Beyond Partisanship: We Must Address Environmental Issues

The Editors

As this election season comes to an end, whether we are happy with its outcome or not, it does place the issue of climate change in the spotlight.

Americans re-elected President Barack Obama. In the aftermath of the devastating Hurricane Sandy, which affected 13 states and two long-fought campaigns, it is time to move forward and continue the conversation about climate change and renewable energy that was part of his presidential campaign.

“You can choose the path where we control more of our own energy,” said Obama confidently Tuesday night during his second victory speech. “After 30 years of inaction, we raised fuel standards so that by the middle of the next decade, cars and trucks will go twice as far on a gallon of gas. We have doubled our use of renewable energy and thousands of Americans have jobs today building wind turbines and long-lasting batteries.”

Although encouraging, the last sentence is not entirely accurate, according to the U.S. Energy Information Administration (EIA), which says “we’ve more than doubled our capacity to create certain kinds of renewable energy, but our actual use of renewable energy has nowhere near doubled.”

The EIA said “photovoltaic solar and wind generating capacity” are the only two industries that have significantly grown “during the last few years” which have brought thousands of jobs to the U.S.

However, these are not the only sources of renewable energy available to Americans. Obama has put federal investments into renewable energy for cars, with hopes of reducing oil usage. And while some have been successful, others have failed, placing $535 million on taxpayers shoulders, according to the Bloomberg news.

Solyndra turned out to be a dud and Frisk Automotive and Ener1 are nearly failing, according to the news service Gigaom. Bloomberg says China’s investments in renewable energy have made it hard to be a competitor with their cheap labor and subsidies. Yet Tesla, a car company located in nearby Fremont, has been successful.

“Tesla has been paying back its loan, it created jobs in California, and it’s helping customers move off of oil for transportation,” said Gigaom. “The company had a successful IPO back in 2010, and its stock has been trading surprisingly high for months, if not years.”

We at The Pioneer want to encourage further transitioning and funding to renewable energy and acknowledge Obama in trying to continue that change. Now Obama must work on what he said he did, “double our renewable energy use.”

Americans are favoring the idea of renewable energy. An October Pew research study says 67 percent of Americans believe global warming is an important issue. During this time of a natural disaster, we have to hold Obama to his word.

A radical solution is looking into the possibility of ratifying the Kyoto Protocol, which is a legal agreement to reduce the six most harmful greenhouse emissions under the United Nations Framework Convention on Climate Change (UNFCCC).

The Clinton, Bush and Obama administrations have dodged the protocol that would require the U.S. to reduce its greenhouse gases to 7 percent, according to the Encyclopedia of the Earth. In 2000, the Bush administration agreed to negotiations for the protocol, but rejected its implementation. “Since 1990, U.S. greenhouse gas emissions have increased by 10.5 percent,” according to the U.S. Environmental Protection Agency (EPA).

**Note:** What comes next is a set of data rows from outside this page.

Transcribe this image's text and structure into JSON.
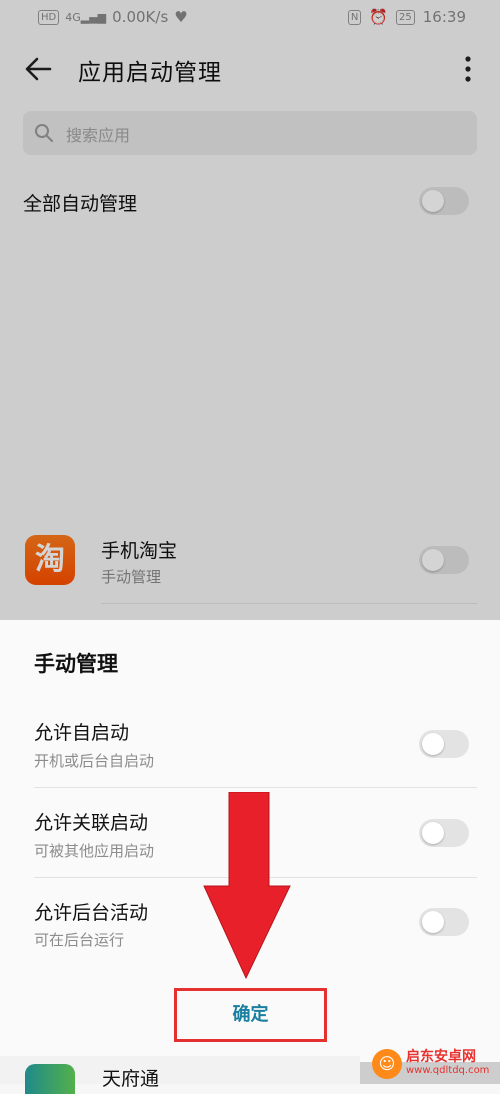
{
  "status_bar": {
    "left_chip": "HD",
    "signal_label": "4G",
    "speed": "0.00K/s",
    "nfc": "N",
    "battery": "25",
    "time": "16:39"
  },
  "header": {
    "title": "应用启动管理"
  },
  "search": {
    "placeholder": "搜索应用"
  },
  "all_auto": {
    "label": "全部自动管理",
    "enabled": false
  },
  "apps": [
    {
      "name": "手机淘宝",
      "status": "手动管理",
      "icon_glyph": "淘",
      "enabled": false
    },
    {
      "name": "天府通"
    }
  ],
  "sheet": {
    "title": "手动管理",
    "options": [
      {
        "label": "允许自启动",
        "desc": "开机或后台自启动",
        "enabled": false
      },
      {
        "label": "允许关联启动",
        "desc": "可被其他应用启动",
        "enabled": false
      },
      {
        "label": "允许后台活动",
        "desc": "可在后台运行",
        "enabled": false
      }
    ],
    "confirm_label": "确定"
  },
  "colors": {
    "accent": "#1a7fa0",
    "annotation_red": "#e53030",
    "taobao_orange": "#ff5000"
  },
  "watermark": {
    "name": "启东安卓网",
    "url": "www.qdltdq.com"
  }
}
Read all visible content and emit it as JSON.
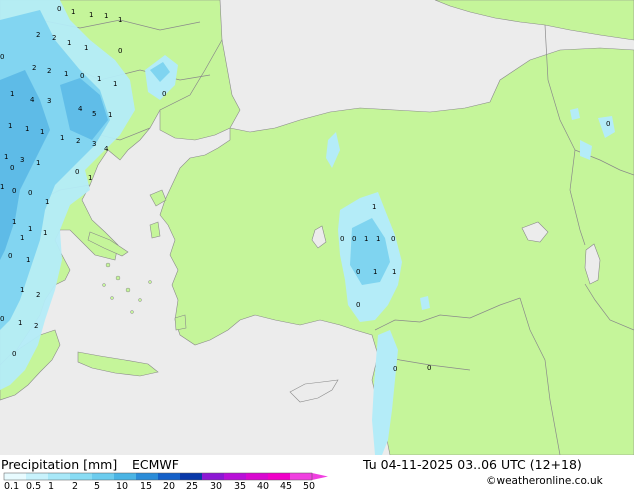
{
  "map": {
    "colors": {
      "sea": "#ececec",
      "land": "#c5f59a",
      "border": "#8a8a8a",
      "precip_light": "#b4ecf8",
      "precip_mid": "#7fd4f0",
      "precip_heavy": "#5ab8e6"
    },
    "precip_labels": [
      "0",
      "1",
      "1",
      "1",
      "1",
      "2",
      "2",
      "1",
      "1",
      "0",
      "0",
      "2",
      "2",
      "1",
      "0",
      "1",
      "0",
      "1",
      "1",
      "4",
      "3",
      "5",
      "1",
      "4",
      "1",
      "1",
      "1",
      "1",
      "2",
      "3",
      "4",
      "1",
      "0",
      "1",
      "3",
      "0",
      "1",
      "1",
      "0",
      "0",
      "1",
      "1",
      "1",
      "1",
      "1",
      "0",
      "1",
      "1",
      "2",
      "0",
      "1",
      "2",
      "0",
      "1",
      "0",
      "0",
      "1",
      "1",
      "0",
      "0",
      "1",
      "1",
      "0",
      "0",
      "0",
      "0"
    ]
  },
  "footer": {
    "title": "Precipitation [mm]",
    "model": "ECMWF",
    "datetime": "Tu 04-11-2025 03..06 UTC (12+18)",
    "credit": "©weatheronline.co.uk",
    "legend": {
      "ticks": [
        "0.1",
        "0.5",
        "1",
        "2",
        "5",
        "10",
        "15",
        "20",
        "25",
        "30",
        "35",
        "40",
        "45",
        "50"
      ],
      "colors": [
        "#e8fbff",
        "#c8f2fc",
        "#a8e8f8",
        "#88dcf4",
        "#6cccee",
        "#4ab4e4",
        "#2a8cd8",
        "#1460c8",
        "#0838a8",
        "#8c18d4",
        "#b810d8",
        "#d808d0",
        "#f000c8",
        "#f040e0"
      ]
    }
  }
}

If Obama gives considerable incentives to start competitive renewable energy companies, it could not only decrease greenhouse emissions, it would increase domestic jobs.

On a local level, CSUEB has pushed for further alternative energy use. In 2009, CSUEB implemented two charging stations for electric and semi-electric vehicles, along with replacing the outdated parking lot pole units with more energy efficient plasma lighting systems.

Furthermore, CSUEB installed 5,264 solar panels which are placed on four buildings: Art and Education, Kinesiology and Physical Education, Meiklejohn Hall and Music, according to Hayward Campus Solar Energy. “Electricity generated by the photovoltaic cells is consumed […] generating at least 6 percent of our total usage” saving CSUEB $120,000.

It seems Obama agrees with Mayor Michael Bloomberg – beyond partisanship – we must address environmental issues and Hurricane Sandy was a wake-up call.

Sandy swept through Cuba and Haiti before hitting New York and other eastern states, nearly destroying everything in her path. Our hearts, thoughts and prayers go out to those who have lost their lives, halted their careers and to anyone who has been tremendously affected by this natural disaster.